I was on the Kennedy show on Fox Business to discuss the legal issues surrounding Virginia Lt. Governor Justin Fairfax and his accusers.
KENNEDY: The woman who has accused Virginia’s Lt. Governor Justin Fairfax of sexual assault reportedly planning on meeting with prosecutors in Boston about the alleged incident, this according to an attorney for Dr. Vanessa Tyson. The DA offered to investigate Tyson’s claim that Fairfax assaulted her during the 2004 Democratic National Convention. The Massachusetts statute of limitations for sexual assault is 15 years and that means criminal charges would have to be filed before July of this year. Fairfax continues to deny Tyson’s allegations, claiming their encounter was consensual and is prepared to counter any criminal complaints against him. So should we expect charges against Fairfax anytime soon? joining me now– attorney Gayle Trotter. So obviously the statute of limitations is running out in just a few months. Is that enough time to complete an investigation for the Suffolk County District Attorney in Massachusetts and potentially bring charges?
TROTTER: It should be enough time because as you noted the person who’s making the allegations said that through her attorney that she’s willing to cooperate with the investigation. Justin Fairfax has said that he’s willing to cooperate with the investigation. He said that he wants a fair and impartial investigation into the allegations. Since there’s probably no physical evidence in the circumstance that needs to be collected to have a chain of custody or investigated in that way, you’re really relying on the statements of the parties in to see if there’s any corroboration, contemporaneous corroboration and the credibility of all of the witnesses involved. So there’s certainly enough time to investigate it. I do think it’s really important to remember that Justin Fairfax is entitled to due process.
KENNEDY: Yeah, do the due. I don’t have a problem with that at all. I don’t think there should be a rush to judgments on either side. It seems like this is the more appropriate avenue versus an FBI investigation . . .
TROTTER: Right, which is crazy.
KENNEDY: . . . As with Justice Kavanaugh, you know he saying I passed an FBI background check but that’s not necessarily going to tease out these individual allegations, especially when accusers were silent during the background check process and investigators might not have known to talk to them at all.

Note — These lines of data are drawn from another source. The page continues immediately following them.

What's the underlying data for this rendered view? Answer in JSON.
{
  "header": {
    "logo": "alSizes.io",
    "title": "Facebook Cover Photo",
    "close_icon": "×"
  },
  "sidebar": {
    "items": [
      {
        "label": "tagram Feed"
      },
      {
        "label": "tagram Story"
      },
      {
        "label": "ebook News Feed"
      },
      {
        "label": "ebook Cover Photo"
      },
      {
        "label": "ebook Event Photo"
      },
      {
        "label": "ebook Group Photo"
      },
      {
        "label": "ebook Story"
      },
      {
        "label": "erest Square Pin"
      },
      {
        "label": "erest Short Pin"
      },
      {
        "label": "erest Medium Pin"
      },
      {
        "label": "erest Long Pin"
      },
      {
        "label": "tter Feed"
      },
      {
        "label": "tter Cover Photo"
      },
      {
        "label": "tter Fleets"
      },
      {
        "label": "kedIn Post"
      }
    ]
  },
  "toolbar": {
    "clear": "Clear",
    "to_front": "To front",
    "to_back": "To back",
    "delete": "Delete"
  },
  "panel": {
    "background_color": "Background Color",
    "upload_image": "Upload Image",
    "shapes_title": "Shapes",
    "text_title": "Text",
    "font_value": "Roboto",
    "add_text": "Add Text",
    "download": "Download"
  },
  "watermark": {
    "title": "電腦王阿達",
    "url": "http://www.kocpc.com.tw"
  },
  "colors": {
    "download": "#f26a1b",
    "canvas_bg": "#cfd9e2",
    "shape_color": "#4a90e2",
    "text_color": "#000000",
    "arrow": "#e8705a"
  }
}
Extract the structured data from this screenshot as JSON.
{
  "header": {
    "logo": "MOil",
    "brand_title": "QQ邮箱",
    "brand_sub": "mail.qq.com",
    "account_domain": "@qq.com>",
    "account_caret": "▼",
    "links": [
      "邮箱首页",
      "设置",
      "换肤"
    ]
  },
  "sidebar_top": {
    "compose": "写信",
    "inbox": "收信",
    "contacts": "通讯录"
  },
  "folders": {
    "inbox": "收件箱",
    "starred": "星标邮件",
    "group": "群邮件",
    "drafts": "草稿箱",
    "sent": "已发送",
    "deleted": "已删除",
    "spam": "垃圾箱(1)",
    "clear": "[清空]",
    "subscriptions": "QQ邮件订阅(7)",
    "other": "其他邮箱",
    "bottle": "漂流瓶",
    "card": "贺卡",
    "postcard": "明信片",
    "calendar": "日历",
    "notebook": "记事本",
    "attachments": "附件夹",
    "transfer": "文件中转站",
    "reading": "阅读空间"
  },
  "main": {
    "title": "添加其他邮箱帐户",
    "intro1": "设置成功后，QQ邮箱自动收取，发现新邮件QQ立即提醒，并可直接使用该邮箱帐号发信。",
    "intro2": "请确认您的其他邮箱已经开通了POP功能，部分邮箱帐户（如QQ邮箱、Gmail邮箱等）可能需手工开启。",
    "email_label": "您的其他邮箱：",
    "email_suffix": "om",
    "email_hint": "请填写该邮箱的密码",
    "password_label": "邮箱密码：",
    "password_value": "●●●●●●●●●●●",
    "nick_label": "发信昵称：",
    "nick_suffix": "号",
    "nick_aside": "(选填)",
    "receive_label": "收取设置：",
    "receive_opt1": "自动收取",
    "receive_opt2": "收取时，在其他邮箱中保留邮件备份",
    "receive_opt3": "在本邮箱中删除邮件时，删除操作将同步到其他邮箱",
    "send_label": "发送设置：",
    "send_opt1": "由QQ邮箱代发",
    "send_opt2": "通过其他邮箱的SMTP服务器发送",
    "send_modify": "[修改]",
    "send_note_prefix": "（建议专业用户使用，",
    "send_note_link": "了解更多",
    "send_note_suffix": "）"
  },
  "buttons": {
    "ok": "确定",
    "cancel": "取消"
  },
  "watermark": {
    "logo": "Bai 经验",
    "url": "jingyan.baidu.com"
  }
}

TROTTER: Right, the FBI investigation–I don’t even know why Justin Fairfax was suggesting that unless he was trying to say that there was some larger conspiracy attacking him, which there it’s been some discussion of that in the press related to political machinations but this is a state offense and the FBI doesn’t have a part in this at all. You would have to look at the state in question and like you said there’s a 15 year statute of limitations that pertains to this case. It would really be on the District Attorney in Suffolk County Massachusetts to decide whether to go forward and press charges.
KENNEDY: Now the other case involves a young woman that Justin Fairfax went to college with at Duke and she has presented a little bit more evidence of some of the conversations that she’s had with people at least a few years ago. She says that she filed a complaint of sexual assault with Duke University back in 2000 when she was allegedly assaulted by a basketball player there who went on to play in the NBA. How do you fold that case into this and has the statute of limitations in North Carolina run out?
TROTTER: Right, in North Carolina does not have the same legal requirements or laws of Massachusetts does. They don’t have a statute of limitations on forceable rape. The allegations or little bit different on the facts for the Massachusetts allegations versus the North Carolina allegations. Remember you’ve got–it’s kind of 2 tracks going right now– you’ve got the legal accusations and the ramifications from those accusations and then you’ve got the political ramifications. At some point Dr. Tyson’s attorneys were saying if an impeachment process in Virginia did not happen, which the Democrats have backed off of on Monday, then they would look at going to Massachusetts in pursuing criminal charges and an investigation at that being said that point.
KENNEDY: Yeah, so then the Democratic legislature would have no choice but to potentially begin impeachment proceedings against lieutenant governor.
TROTTER: They would have a choice but they would pay a political price if they had a lieutenant governor who had either been charged or convicted of such a serious crime and they did not take action under the Virginia constitution which allows for an impeachment for high crime or misdemeanor but it doesn’t require impeachment.
KENNEDY: This is a horrible, horrible moment for politicians in Virginia, my goodness and it’s only getting worse here.
KENNEDY: Gayle Trotter, thank you so.
TROTTER: Great to be with you Kennedy.